Scan the entries below line by line and state how many lines contain the string "Campaign", giving only the number.

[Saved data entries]
※ ※ ※
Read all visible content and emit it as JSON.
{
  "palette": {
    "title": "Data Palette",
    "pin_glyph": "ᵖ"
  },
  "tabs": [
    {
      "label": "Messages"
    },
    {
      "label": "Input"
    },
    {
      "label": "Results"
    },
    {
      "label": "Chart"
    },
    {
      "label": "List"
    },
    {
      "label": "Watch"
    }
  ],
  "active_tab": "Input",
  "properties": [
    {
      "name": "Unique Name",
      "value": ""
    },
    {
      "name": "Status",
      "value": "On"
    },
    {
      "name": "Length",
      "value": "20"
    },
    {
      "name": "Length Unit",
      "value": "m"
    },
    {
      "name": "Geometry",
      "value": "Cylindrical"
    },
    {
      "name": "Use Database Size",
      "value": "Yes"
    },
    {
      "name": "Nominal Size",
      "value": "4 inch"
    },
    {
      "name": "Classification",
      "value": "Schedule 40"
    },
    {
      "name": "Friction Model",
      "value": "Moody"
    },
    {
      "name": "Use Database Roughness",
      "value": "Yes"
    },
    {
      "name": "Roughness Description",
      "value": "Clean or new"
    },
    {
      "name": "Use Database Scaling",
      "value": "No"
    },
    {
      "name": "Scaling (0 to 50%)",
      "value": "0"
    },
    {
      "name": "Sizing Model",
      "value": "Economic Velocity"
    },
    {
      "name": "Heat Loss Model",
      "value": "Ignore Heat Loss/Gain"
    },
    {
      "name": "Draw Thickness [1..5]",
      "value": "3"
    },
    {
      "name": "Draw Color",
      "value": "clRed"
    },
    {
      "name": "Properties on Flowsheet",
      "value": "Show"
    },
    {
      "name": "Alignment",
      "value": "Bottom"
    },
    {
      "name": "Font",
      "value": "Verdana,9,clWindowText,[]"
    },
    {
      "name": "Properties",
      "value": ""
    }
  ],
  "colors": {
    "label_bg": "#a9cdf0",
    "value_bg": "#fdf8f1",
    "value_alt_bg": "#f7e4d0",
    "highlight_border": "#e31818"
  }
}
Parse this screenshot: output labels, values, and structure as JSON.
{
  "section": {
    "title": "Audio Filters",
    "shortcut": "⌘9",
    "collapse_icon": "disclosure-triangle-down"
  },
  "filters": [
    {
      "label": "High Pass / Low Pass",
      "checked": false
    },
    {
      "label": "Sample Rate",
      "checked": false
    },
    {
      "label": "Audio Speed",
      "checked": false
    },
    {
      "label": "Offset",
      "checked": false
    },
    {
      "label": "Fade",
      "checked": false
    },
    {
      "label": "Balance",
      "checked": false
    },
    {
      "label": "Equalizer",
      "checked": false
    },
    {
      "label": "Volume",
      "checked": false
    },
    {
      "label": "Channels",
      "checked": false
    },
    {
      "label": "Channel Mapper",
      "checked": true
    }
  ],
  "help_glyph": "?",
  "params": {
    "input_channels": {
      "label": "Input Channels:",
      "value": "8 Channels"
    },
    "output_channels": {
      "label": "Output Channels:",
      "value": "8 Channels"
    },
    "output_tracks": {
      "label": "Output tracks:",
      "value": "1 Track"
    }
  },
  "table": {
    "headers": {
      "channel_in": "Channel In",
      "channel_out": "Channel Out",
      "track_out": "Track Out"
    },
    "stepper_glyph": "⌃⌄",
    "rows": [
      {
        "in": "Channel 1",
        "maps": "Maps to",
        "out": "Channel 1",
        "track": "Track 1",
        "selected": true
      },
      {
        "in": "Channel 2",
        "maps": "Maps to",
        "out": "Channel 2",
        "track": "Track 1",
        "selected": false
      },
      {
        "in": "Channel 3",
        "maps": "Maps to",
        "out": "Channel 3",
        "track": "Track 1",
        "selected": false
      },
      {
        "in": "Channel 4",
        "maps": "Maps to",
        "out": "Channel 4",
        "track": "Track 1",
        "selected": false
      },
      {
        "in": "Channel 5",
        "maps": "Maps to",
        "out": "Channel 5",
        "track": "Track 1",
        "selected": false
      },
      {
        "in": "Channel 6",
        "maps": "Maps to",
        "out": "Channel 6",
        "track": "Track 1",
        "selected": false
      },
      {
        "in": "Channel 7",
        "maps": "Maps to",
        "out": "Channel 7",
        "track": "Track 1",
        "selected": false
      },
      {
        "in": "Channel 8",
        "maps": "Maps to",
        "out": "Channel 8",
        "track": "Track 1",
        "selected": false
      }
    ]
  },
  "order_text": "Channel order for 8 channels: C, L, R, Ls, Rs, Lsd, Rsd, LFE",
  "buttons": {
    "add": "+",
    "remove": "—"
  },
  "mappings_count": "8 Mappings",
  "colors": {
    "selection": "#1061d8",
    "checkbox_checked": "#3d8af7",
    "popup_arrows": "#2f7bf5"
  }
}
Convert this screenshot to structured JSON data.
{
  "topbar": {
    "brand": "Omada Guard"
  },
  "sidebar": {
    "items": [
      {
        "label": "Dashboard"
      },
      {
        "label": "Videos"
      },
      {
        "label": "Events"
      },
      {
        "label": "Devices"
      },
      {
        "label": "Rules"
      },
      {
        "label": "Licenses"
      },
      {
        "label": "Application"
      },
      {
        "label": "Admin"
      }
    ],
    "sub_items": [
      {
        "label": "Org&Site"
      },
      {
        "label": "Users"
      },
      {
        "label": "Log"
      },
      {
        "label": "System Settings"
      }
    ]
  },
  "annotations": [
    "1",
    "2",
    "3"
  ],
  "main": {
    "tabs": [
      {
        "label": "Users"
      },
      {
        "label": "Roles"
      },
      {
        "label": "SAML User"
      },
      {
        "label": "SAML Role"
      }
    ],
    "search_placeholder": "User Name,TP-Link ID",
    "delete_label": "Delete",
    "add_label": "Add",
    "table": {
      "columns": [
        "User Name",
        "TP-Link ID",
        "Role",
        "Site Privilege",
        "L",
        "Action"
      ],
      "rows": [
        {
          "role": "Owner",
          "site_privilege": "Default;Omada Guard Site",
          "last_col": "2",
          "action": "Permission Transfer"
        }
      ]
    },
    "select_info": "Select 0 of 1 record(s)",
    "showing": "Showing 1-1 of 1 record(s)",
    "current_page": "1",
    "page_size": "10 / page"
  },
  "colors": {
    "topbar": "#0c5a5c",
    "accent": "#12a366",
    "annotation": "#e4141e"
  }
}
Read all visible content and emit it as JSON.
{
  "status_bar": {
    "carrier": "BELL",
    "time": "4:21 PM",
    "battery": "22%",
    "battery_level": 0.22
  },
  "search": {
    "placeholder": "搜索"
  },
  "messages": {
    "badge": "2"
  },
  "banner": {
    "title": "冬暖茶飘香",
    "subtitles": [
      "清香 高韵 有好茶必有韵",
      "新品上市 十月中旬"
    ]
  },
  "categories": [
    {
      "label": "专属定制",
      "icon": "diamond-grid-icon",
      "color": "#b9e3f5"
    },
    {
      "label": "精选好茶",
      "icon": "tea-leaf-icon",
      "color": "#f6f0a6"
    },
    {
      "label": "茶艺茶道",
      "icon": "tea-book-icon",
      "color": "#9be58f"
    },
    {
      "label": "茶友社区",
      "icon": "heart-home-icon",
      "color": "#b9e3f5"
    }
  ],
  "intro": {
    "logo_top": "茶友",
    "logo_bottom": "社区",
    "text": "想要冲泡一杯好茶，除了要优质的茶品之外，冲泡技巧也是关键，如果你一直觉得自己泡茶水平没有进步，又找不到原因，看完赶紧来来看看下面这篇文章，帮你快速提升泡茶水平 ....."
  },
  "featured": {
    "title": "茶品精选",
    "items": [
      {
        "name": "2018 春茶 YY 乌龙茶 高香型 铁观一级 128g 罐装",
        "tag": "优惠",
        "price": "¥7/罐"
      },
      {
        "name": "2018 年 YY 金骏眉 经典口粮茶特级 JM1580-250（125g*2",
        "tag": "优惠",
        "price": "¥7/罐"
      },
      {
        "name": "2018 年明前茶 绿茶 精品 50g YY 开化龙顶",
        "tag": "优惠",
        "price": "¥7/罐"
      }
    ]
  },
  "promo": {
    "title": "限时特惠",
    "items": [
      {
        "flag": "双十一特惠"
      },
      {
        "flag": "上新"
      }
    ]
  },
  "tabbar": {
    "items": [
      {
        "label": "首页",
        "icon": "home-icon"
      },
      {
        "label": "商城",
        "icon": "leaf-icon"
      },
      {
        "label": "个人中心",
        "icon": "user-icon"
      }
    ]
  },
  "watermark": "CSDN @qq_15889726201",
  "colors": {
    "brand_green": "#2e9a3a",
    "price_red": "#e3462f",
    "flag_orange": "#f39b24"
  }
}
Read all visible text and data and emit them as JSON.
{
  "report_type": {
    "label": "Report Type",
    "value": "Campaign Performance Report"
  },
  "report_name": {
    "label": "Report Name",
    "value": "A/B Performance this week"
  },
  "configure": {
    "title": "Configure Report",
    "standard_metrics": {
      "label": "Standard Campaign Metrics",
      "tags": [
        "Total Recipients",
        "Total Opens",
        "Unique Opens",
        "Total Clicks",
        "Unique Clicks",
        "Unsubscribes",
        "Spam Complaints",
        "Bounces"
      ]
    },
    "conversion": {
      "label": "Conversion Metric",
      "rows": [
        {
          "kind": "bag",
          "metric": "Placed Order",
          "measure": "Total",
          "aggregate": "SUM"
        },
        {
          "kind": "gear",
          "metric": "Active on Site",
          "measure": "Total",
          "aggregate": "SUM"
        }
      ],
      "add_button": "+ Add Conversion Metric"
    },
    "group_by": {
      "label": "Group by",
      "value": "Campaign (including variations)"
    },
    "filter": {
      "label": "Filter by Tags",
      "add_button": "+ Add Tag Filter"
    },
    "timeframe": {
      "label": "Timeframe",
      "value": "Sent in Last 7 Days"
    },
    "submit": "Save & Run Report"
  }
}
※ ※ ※
_Task answer:_
3